If writing had been relegated to the edges of my life before my father came to live with us, it has now been pushed over the precipice and plummeted to its death. Words shattered at the base of the canyon. Letters splayed everywhere. Sometimes, I stand at the edge and look over at the wreckage and feel overwhelmed at the prospect of putting it all back together.
I miss it. The outlet. The opportunity to make sense of the senseless. To construct a narrative out of chaos. Line up the sentences of my life and make them march in order. That’s really what writers do. They tidy. They take the messiness of life and try to make it neat.
Living with my father living with cancer is anything but neat. Every day I find new corners of impatience within myself.
I look at my sink, that once held the detritus of just two people, and now it’s littered with the remains of three. Signs of illness gather in the corners of the bathroom, pepper the sink, lie matted in the drain.
I know he tries to clean it up, which I appreciate. But there’s always more.
Most days, I feel like I am slicing off parts of myself and handing them to others until the end of the day, when there are a only few crumbs left to dab at. At dinner, my father, anxious to share the day, tells us every detail of every moment.
“I had the most wonderful day,” my father begins, his voice still traceable to the Lower East Side. “I went to Shop Rite and spent hours picking everything out, reading all the labels. I brought back the coupon they gave me the last time I bought coffee and they gave me the two dollars, even though I didn’t buy new coffee. Isn’t that wonderful?” He regales us with stories about everything he has eaten, every person he has encountered, everything he has read.
Sophie pleads at my elbow to tell me something. “Dad, could you hold on a sec. Sophie needs a turn.”
“Do I have to eat this?” Sophie says, prodding her eggplant in peanut sauce.
“Just eat the broccoli.” I tell her. “You don’t have to have the eggplant.”
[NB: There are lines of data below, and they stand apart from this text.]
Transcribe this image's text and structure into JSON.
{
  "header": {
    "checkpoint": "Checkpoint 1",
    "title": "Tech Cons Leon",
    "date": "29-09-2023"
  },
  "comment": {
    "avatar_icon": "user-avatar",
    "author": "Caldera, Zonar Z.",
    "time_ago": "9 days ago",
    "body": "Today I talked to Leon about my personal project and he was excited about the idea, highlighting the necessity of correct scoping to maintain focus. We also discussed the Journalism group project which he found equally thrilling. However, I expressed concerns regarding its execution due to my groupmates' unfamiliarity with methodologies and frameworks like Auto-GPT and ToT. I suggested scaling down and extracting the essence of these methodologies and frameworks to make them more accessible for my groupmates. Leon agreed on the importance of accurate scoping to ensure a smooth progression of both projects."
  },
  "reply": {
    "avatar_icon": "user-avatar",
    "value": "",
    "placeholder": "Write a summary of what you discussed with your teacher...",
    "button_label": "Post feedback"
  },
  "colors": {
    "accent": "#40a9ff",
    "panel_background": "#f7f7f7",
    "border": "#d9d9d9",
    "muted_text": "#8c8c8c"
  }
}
“My stomach hurts.”
“Soph, if you don’t eat, there won’t be any dessert.”
“How much do I have to eat to get dessert?” I sigh.
“So let me tell you about this band that I heard in the park….” My father starts in again.
“Do I have to have the noodles too?”
“Soph, I’m not cutting deals. Eat. If you’re stomach hurts, don’t eat, but you’re not having dessert if it hurts.”
“They were terrific…” my father continues.
I look over at Kevin who is almost finished eating. I have no idea how his day has gone. Nor does he know anything about mine.
Underneath the table, my toenails are menacingly long. Later, in an effort to cover the chips in the polish, I give them a coat of quick-drying red. As I go to replace the cap, I spill the contents of the bottle all over. Bright red splashed onto the floor, the cabinets, the off-white towels, and my leg.
I pour nail polish remover on the floor and get most of it up, but it stubbornly clings to the grout and the fibers of my towel,
“Mommy? What are you doing?”
“I’m trying to clean up nail polish I just spilled all over the place,” I tell Sophie, trying to keep my voice even.
“Can you do my nails when you’re done?”
The hours I never knew were empty are now filled with hospitals and side effects and phone calls. My relationships with my friends have been relegated to texting and facebook and voice mail.
Thinking of u always.
Miss u. Much love.
My working hours stretch deeper into the night, because it all still needs to get done.
I hate being busy. I remember when I once wore it as a badge of honor. How I used to get into these competitive little conversations with my husband about who was busier. I spent years unwinding that knot, trying to create more spaciousness in my life. Not that I was wildly successful, but I had been making progress.
That progress has stalled in the middle of an intersection. Everyone’s honking, and all I want to do is get out of the car.